On Sunday, the Bonneville Salt Flats in Utah were witness to yet another land speed record being shattered. Extreme cyclist Denise Mueller-Korenek hopped on her two-wheeled ride, and with the assistance of a streamlined pace vehicle, hit an average speed of 183.932 miles per hour over a distance of three-and-a-half miles.
The bike that Mueller-Korenek rode to shatter the previous land speed record of 167MPH wasn’t your typical off-the-rack Schwinn. It featured 17-inch motorcycle rims and high-speed tires to help lower its center of gravity; a custom, hand-made elongated frame to improve stability; short-travel shocks to help dissipate high-speed vibrations; and a steering stabilizer to minimize wobble, which could potentially be deadly at these speeds.
There’s little doubt that Mueller-Korenek had trained hard to ensure her body was up to the challenge, but the laws of physics, aerodynamics, and biology prevent a human from reaching speeds like this without a little assistance. So for the first mile-and-a-half of her record-setting run, she was towed behind a dragster that had been outfitted with a windshield on the back to eliminate any wind resistance once the tether connecting the bike and vehicle was released.

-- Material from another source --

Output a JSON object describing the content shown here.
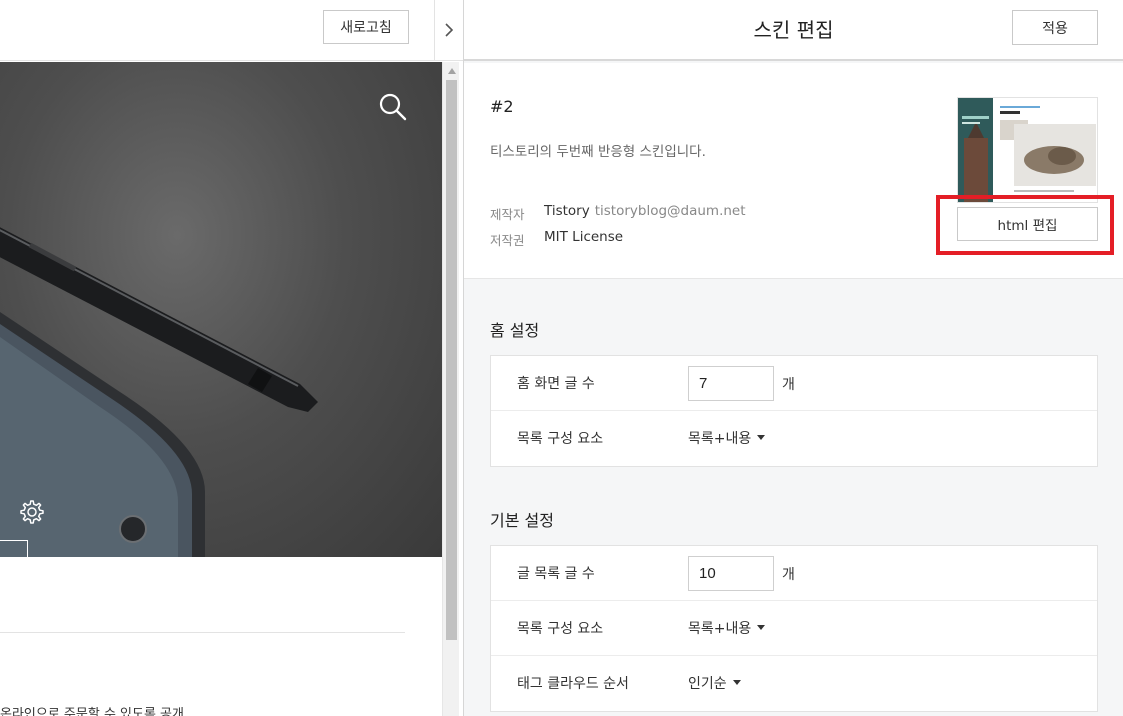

The smooth, featureless surface of the Bonneville Salt Flats, and the gearing setup on her bike giving the impression of a slow, leisurely pedal, makes it hard to get a feeling for just how fast Mueller-Korenek was actually riding. Hopefully, they’ll post additional videos on her YouTube channel showing the run from other perspectives. But the next time you’re cruising down the highway at 60 miles per hour, remember that’s a third of the speed she was cruising at—and without the peace of mind of a seatbelt or being surrounded in airbags were something to go wrong.
[Project Speed via New Atlas]